Therefore, by planning ahead of time and reducing the number of decisions you need to make in a given day, you ensure you have enough energy and time to complete what’s important in life.
5. The Nothing Alternative Strategy
The nothing alternative strategy is a unique method to overcome procrastination, which Raymond Chandler coined. This strategy involves dedicating a specific time of day to working on a task that needs to be done or doing absolutely nothing at all.
The idea is to avoid any other activities during this time, allowing you to focus solely on what you need to do or do nothing. This approach is a clever trick to push yourself into action by limiting your options to productive work or just sitting there.
6. Adjust Your Environment
You might not have realized it, but your environment significantly influences your tendency to procrastinate, being full of distractions. So, you should clear your workspace, turn off phone notifications, and use apps to prevent you from using social media or accessing unproductive websites. Make sure you’re in an environment that promotes productivity.
Also, consider changing your social environment. Surround yourself with people who are aligned with your goals and would want to motivate you. At the same time, have people who respect your time and allow you to focus rather than being another distraction.
How Does Procrastination Relate to Mental Health Issues Like Anxiety and Depression?
A study suggests procrastination can worsen your anxiety and depression. You’re delaying tasks, which builds stress. This increased stress can escalate your mental health issues. It’s a vicious cycle that can be hard to break without intervention.
What Are the Biological or Genetic Factors That Cause a Person to Procrastinate?
A study suggests genes related to impulsivity could play a role. It’s complex, involving both genetics and environment.
Are There Any Particular Careers or Jobs That Are More Prone to Causing Procrastination?
Yes, jobs characterized by unclear tasks or deadlines can lead to procrastination. Procrastination is more likely in roles that lack structure, as the direction isn’t always clear.
How Can Parents or Teachers Help Children Who Have a Habit of Procrastinating?
A parent or teacher can help kids who procrastinate by setting small, manageable goals. It’s also necessary to teach them time management skills and ensure they’re maintaining a balanced lifestyle with proper rest.
Is Procrastination Always Negative, or Can It Sometimes Lead to Creativity or Innovative Ideas?
Procrastination isn’t always negative. Sometimes, it can spark creativity. When tasks are delayed, the mind might wander, potentially leading to brilliant ideas that wouldn’t come to fruition under pressure.
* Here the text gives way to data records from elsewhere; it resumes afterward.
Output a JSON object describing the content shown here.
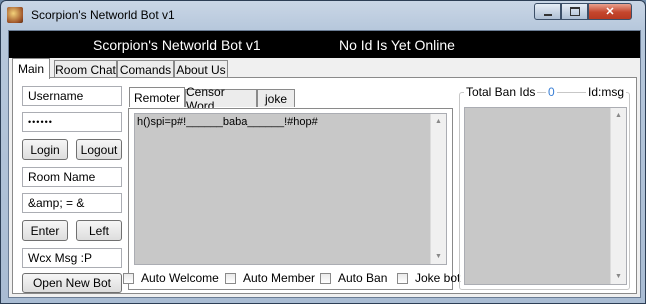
{
  "window": {
    "title": "Scorpion's Networld Bot v1",
    "icon": "scorpion-app-icon",
    "controls": {
      "minimize": "minimize-icon",
      "maximize": "maximize-icon",
      "close": "close-icon"
    }
  },
  "banner": {
    "title": "Scorpion's Networld Bot v1",
    "status": "No Id Is Yet Online"
  },
  "tabs": [
    {
      "label": "Main",
      "active": true
    },
    {
      "label": "Room Chat"
    },
    {
      "label": "Comands"
    },
    {
      "label": "About Us"
    }
  ],
  "main": {
    "username": "Username",
    "password": "••••••",
    "login_label": "Login",
    "logout_label": "Logout",
    "room_name": "Room Name",
    "room_code": "&amp; = &",
    "enter_label": "Enter",
    "left_label": "Left",
    "welcome_msg": "Wcx Msg :P",
    "open_new_bot_label": "Open New Bot",
    "inner_tabs": [
      {
        "label": "Remoter",
        "active": true
      },
      {
        "label": "Censor Word"
      },
      {
        "label": "joke"
      }
    ],
    "remoter_text": "h()spi=p#!______baba______!#hop#",
    "checkboxes": [
      {
        "label": "Auto Welcome",
        "checked": false
      },
      {
        "label": "Auto Member",
        "checked": false
      },
      {
        "label": "Auto Ban",
        "checked": false
      },
      {
        "label": "Joke bot",
        "checked": false
      }
    ],
    "ban_group": {
      "label": "Total Ban Ids",
      "count": "0",
      "column": "Id:msg"
    }
  },
  "colors": {
    "banner_bg": "#000000",
    "count_color": "#3a7fd5",
    "list_bg": "#c8c8c8"
  }
}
I hope I gave you the tools and techniques you need to beat procrastination.
Keep your motivation high, and remember, it’s not about being perfect; it’s about making progress. Start with small stops, remain consistent, and see your productivity gradually increase. Moreover, conquering procrastination will improve your overall well-being.
Don’t let procrastination hold you back any longer, and start achieving your goals today!
This article originally appeared on Craving Veg.